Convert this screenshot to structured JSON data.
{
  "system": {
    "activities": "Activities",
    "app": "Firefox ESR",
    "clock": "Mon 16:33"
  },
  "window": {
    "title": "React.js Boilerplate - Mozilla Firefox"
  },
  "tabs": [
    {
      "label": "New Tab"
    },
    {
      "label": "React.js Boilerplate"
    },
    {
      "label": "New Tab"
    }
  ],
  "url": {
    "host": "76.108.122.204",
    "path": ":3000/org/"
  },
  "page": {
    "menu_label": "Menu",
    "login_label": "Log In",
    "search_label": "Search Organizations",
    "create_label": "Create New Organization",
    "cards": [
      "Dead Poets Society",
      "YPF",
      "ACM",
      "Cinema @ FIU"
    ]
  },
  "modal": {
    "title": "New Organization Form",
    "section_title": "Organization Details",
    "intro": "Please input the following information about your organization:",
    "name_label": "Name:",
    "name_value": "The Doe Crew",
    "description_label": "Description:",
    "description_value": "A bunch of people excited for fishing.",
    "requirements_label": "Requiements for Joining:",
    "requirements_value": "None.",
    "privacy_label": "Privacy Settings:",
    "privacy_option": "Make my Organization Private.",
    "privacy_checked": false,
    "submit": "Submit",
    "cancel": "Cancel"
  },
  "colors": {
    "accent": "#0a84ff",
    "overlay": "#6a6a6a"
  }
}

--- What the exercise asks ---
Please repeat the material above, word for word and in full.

--- Answer for the task ---
Convert this screenshot to structured JSON data.
{
  "system": {
    "activities": "Activities",
    "app": "Firefox ESR",
    "clock": "Mon 16:33"
  },
  "window": {
    "title": "React.js Boilerplate - Mozilla Firefox"
  },
  "tabs": [
    {
      "label": "New Tab"
    },
    {
      "label": "React.js Boilerplate"
    },
    {
      "label": "New Tab"
    }
  ],
  "url": {
    "host": "76.108.122.204",
    "path": ":3000/org/"
  },
  "page": {
    "menu_label": "Menu",
    "login_label": "Log In",
    "search_label": "Search Organizations",
    "create_label": "Create New Organization",
    "cards": [
      "Dead Poets Society",
      "YPF",
      "ACM",
      "Cinema @ FIU"
    ]
  },
  "modal": {
    "title": "New Organization Form",
    "section_title": "Organization Details",
    "intro": "Please input the following information about your organization:",
    "name_label": "Name:",
    "name_value": "The Doe Crew",
    "description_label": "Description:",
    "description_value": "A bunch of people excited for fishing.",
    "requirements_label": "Requiements for Joining:",
    "requirements_value": "None.",
    "privacy_label": "Privacy Settings:",
    "privacy_option": "Make my Organization Private.",
    "privacy_checked": false,
    "submit": "Submit",
    "cancel": "Cancel"
  },
  "colors": {
    "accent": "#0a84ff",
    "overlay": "#6a6a6a"
  }
}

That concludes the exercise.